*Exercise details*.
Pictures stay out, but every line of the data is copied exactly.

*** Extracted entries ***

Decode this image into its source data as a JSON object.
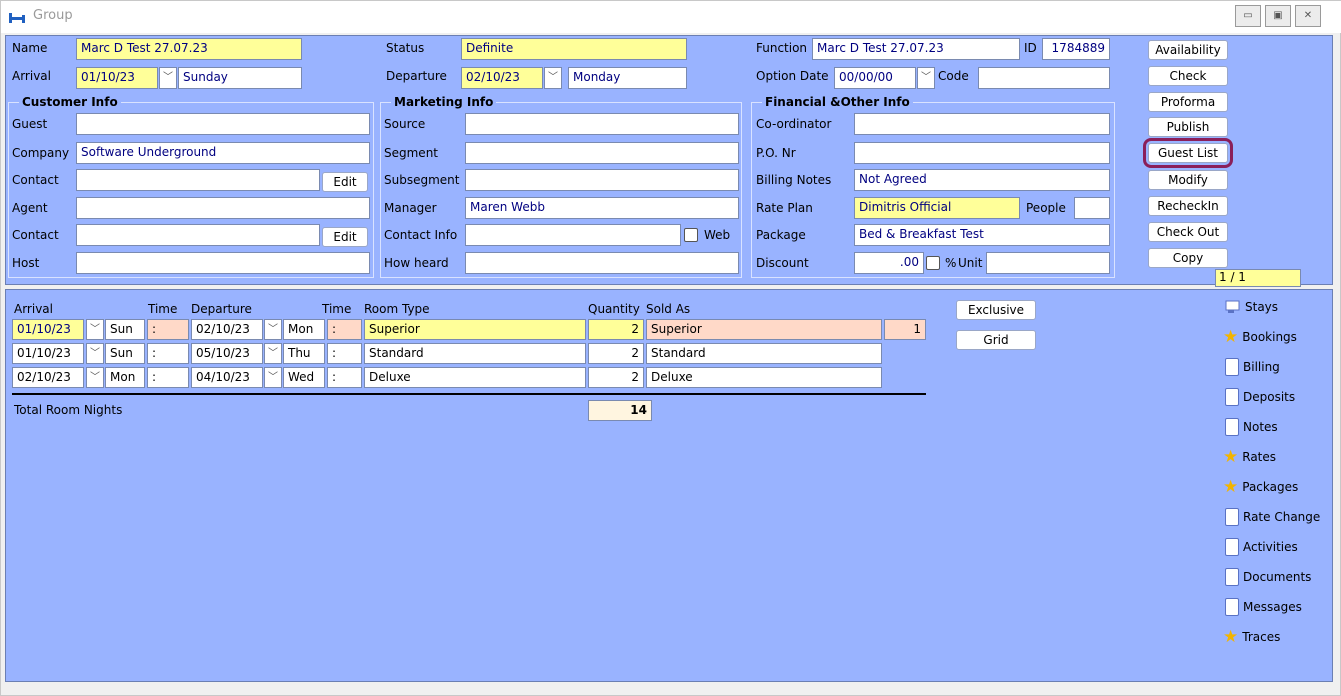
{
  "window": {
    "title": "Group"
  },
  "header": {
    "name_label": "Name",
    "name_value": "Marc D Test 27.07.23",
    "status_label": "Status",
    "status_value": "Definite",
    "function_label": "Function",
    "function_value": "Marc D Test 27.07.23",
    "id_label": "ID",
    "id_value": "1784889",
    "arrival_label": "Arrival",
    "arrival_date": "01/10/23",
    "arrival_day": "Sunday",
    "departure_label": "Departure",
    "departure_date": "02/10/23",
    "departure_day": "Monday",
    "option_date_label": "Option Date",
    "option_date_value": "00/00/00",
    "code_label": "Code",
    "code_value": ""
  },
  "customer_info": {
    "title": "Customer Info",
    "guest_label": "Guest",
    "guest_value": "",
    "company_label": "Company",
    "company_value": "Software Underground",
    "contact_label": "Contact",
    "contact_value": "",
    "contact_edit": "Edit",
    "agent_label": "Agent",
    "agent_value": "",
    "agent_contact_label": "Contact",
    "agent_contact_value": "",
    "agent_contact_edit": "Edit",
    "host_label": "Host",
    "host_value": ""
  },
  "marketing_info": {
    "title": "Marketing Info",
    "source_label": "Source",
    "source_value": "",
    "segment_label": "Segment",
    "segment_value": "",
    "subsegment_label": "Subsegment",
    "subsegment_value": "",
    "manager_label": "Manager",
    "manager_value": "Maren  Webb",
    "contact_info_label": "Contact Info",
    "contact_info_value": "",
    "web_label": "Web",
    "how_heard_label": "How heard",
    "how_heard_value": ""
  },
  "financial_info": {
    "title": "Financial &Other Info",
    "coordinator_label": "Co-ordinator",
    "coordinator_value": "",
    "po_label": "P.O. Nr",
    "po_value": "",
    "billing_notes_label": "Billing Notes",
    "billing_notes_value": "Not Agreed",
    "rate_plan_label": "Rate Plan",
    "rate_plan_value": "Dimitris Official",
    "people_label": "People",
    "people_value": "",
    "package_label": "Package",
    "package_value": "Bed & Breakfast Test",
    "discount_label": "Discount",
    "discount_value": ".00",
    "percent_label": "%",
    "unit_label": "Unit",
    "unit_value": ""
  },
  "actions": {
    "availability": "Availability",
    "check": "Check",
    "proforma": "Proforma",
    "publish": "Publish",
    "guest_list": "Guest List",
    "modify": "Modify",
    "recheckin": "RecheckIn",
    "check_out": "Check Out",
    "copy": "Copy"
  },
  "pager": "1 / 1",
  "stays": {
    "headers": {
      "arrival": "Arrival",
      "time": "Time",
      "departure": "Departure",
      "time2": "Time",
      "room_type": "Room Type",
      "quantity": "Quantity",
      "sold_as": "Sold As"
    },
    "rows": [
      {
        "arrival": "01/10/23",
        "arr_day": "Sun",
        "arr_time": ":",
        "departure": "02/10/23",
        "dep_day": "Mon",
        "dep_time": ":",
        "room_type": "Superior",
        "quantity": "2",
        "sold_as": "Superior",
        "extra": "1"
      },
      {
        "arrival": "01/10/23",
        "arr_day": "Sun",
        "arr_time": ":",
        "departure": "05/10/23",
        "dep_day": "Thu",
        "dep_time": ":",
        "room_type": "Standard",
        "quantity": "2",
        "sold_as": "Standard",
        "extra": ""
      },
      {
        "arrival": "02/10/23",
        "arr_day": "Mon",
        "arr_time": ":",
        "departure": "04/10/23",
        "dep_day": "Wed",
        "dep_time": ":",
        "room_type": "Deluxe",
        "quantity": "2",
        "sold_as": "Deluxe",
        "extra": ""
      }
    ],
    "total_label": "Total Room Nights",
    "total_value": "14",
    "exclusive_button": "Exclusive",
    "grid_button": "Grid"
  },
  "sidebar": {
    "items": [
      {
        "label": "Stays",
        "icon": "stays-icon"
      },
      {
        "label": "Bookings",
        "icon": "star-icon"
      },
      {
        "label": "Billing",
        "icon": "document-icon"
      },
      {
        "label": "Deposits",
        "icon": "document-icon"
      },
      {
        "label": "Notes",
        "icon": "document-icon"
      },
      {
        "label": "Rates",
        "icon": "star-icon"
      },
      {
        "label": "Packages",
        "icon": "star-icon"
      },
      {
        "label": "Rate Change",
        "icon": "document-icon"
      },
      {
        "label": "Activities",
        "icon": "document-icon"
      },
      {
        "label": "Documents",
        "icon": "document-icon"
      },
      {
        "label": "Messages",
        "icon": "document-icon"
      },
      {
        "label": "Traces",
        "icon": "star-icon"
      }
    ]
  },
  "colors": {
    "panel": "#99b3ff",
    "required_field": "#ffff99",
    "sold_as_highlight": "#ffd9c8",
    "guest_list_outline": "#8a1f5a"
  }
}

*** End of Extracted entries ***

*Answer to the problem*.
Decode this image into its source data as a JSON object.
{
  "window": {
    "title": "Group"
  },
  "header": {
    "name_label": "Name",
    "name_value": "Marc D Test 27.07.23",
    "status_label": "Status",
    "status_value": "Definite",
    "function_label": "Function",
    "function_value": "Marc D Test 27.07.23",
    "id_label": "ID",
    "id_value": "1784889",
    "arrival_label": "Arrival",
    "arrival_date": "01/10/23",
    "arrival_day": "Sunday",
    "departure_label": "Departure",
    "departure_date": "02/10/23",
    "departure_day": "Monday",
    "option_date_label": "Option Date",
    "option_date_value": "00/00/00",
    "code_label": "Code",
    "code_value": ""
  },
  "customer_info": {
    "title": "Customer Info",
    "guest_label": "Guest",
    "guest_value": "",
    "company_label": "Company",
    "company_value": "Software Underground",
    "contact_label": "Contact",
    "contact_value": "",
    "contact_edit": "Edit",
    "agent_label": "Agent",
    "agent_value": "",
    "agent_contact_label": "Contact",
    "agent_contact_value": "",
    "agent_contact_edit": "Edit",
    "host_label": "Host",
    "host_value": ""
  },
  "marketing_info": {
    "title": "Marketing Info",
    "source_label": "Source",
    "source_value": "",
    "segment_label": "Segment",
    "segment_value": "",
    "subsegment_label": "Subsegment",
    "subsegment_value": "",
    "manager_label": "Manager",
    "manager_value": "Maren  Webb",
    "contact_info_label": "Contact Info",
    "contact_info_value": "",
    "web_label": "Web",
    "how_heard_label": "How heard",
    "how_heard_value": ""
  },
  "financial_info": {
    "title": "Financial &Other Info",
    "coordinator_label": "Co-ordinator",
    "coordinator_value": "",
    "po_label": "P.O. Nr",
    "po_value": "",
    "billing_notes_label": "Billing Notes",
    "billing_notes_value": "Not Agreed",
    "rate_plan_label": "Rate Plan",
    "rate_plan_value": "Dimitris Official",
    "people_label": "People",
    "people_value": "",
    "package_label": "Package",
    "package_value": "Bed & Breakfast Test",
    "discount_label": "Discount",
    "discount_value": ".00",
    "percent_label": "%",
    "unit_label": "Unit",
    "unit_value": ""
  },
  "actions": {
    "availability": "Availability",
    "check": "Check",
    "proforma": "Proforma",
    "publish": "Publish",
    "guest_list": "Guest List",
    "modify": "Modify",
    "recheckin": "RecheckIn",
    "check_out": "Check Out",
    "copy": "Copy"
  },
  "pager": "1 / 1",
  "stays": {
    "headers": {
      "arrival": "Arrival",
      "time": "Time",
      "departure": "Departure",
      "time2": "Time",
      "room_type": "Room Type",
      "quantity": "Quantity",
      "sold_as": "Sold As"
    },
    "rows": [
      {
        "arrival": "01/10/23",
        "arr_day": "Sun",
        "arr_time": ":",
        "departure": "02/10/23",
        "dep_day": "Mon",
        "dep_time": ":",
        "room_type": "Superior",
        "quantity": "2",
        "sold_as": "Superior",
        "extra": "1"
      },
      {
        "arrival": "01/10/23",
        "arr_day": "Sun",
        "arr_time": ":",
        "departure": "05/10/23",
        "dep_day": "Thu",
        "dep_time": ":",
        "room_type": "Standard",
        "quantity": "2",
        "sold_as": "Standard",
        "extra": ""
      },
      {
        "arrival": "02/10/23",
        "arr_day": "Mon",
        "arr_time": ":",
        "departure": "04/10/23",
        "dep_day": "Wed",
        "dep_time": ":",
        "room_type": "Deluxe",
        "quantity": "2",
        "sold_as": "Deluxe",
        "extra": ""
      }
    ],
    "total_label": "Total Room Nights",
    "total_value": "14",
    "exclusive_button": "Exclusive",
    "grid_button": "Grid"
  },
  "sidebar": {
    "items": [
      {
        "label": "Stays",
        "icon": "stays-icon"
      },
      {
        "label": "Bookings",
        "icon": "star-icon"
      },
      {
        "label": "Billing",
        "icon": "document-icon"
      },
      {
        "label": "Deposits",
        "icon": "document-icon"
      },
      {
        "label": "Notes",
        "icon": "document-icon"
      },
      {
        "label": "Rates",
        "icon": "star-icon"
      },
      {
        "label": "Packages",
        "icon": "star-icon"
      },
      {
        "label": "Rate Change",
        "icon": "document-icon"
      },
      {
        "label": "Activities",
        "icon": "document-icon"
      },
      {
        "label": "Documents",
        "icon": "document-icon"
      },
      {
        "label": "Messages",
        "icon": "document-icon"
      },
      {
        "label": "Traces",
        "icon": "star-icon"
      }
    ]
  },
  "colors": {
    "panel": "#99b3ff",
    "required_field": "#ffff99",
    "sold_as_highlight": "#ffd9c8",
    "guest_list_outline": "#8a1f5a"
  }
}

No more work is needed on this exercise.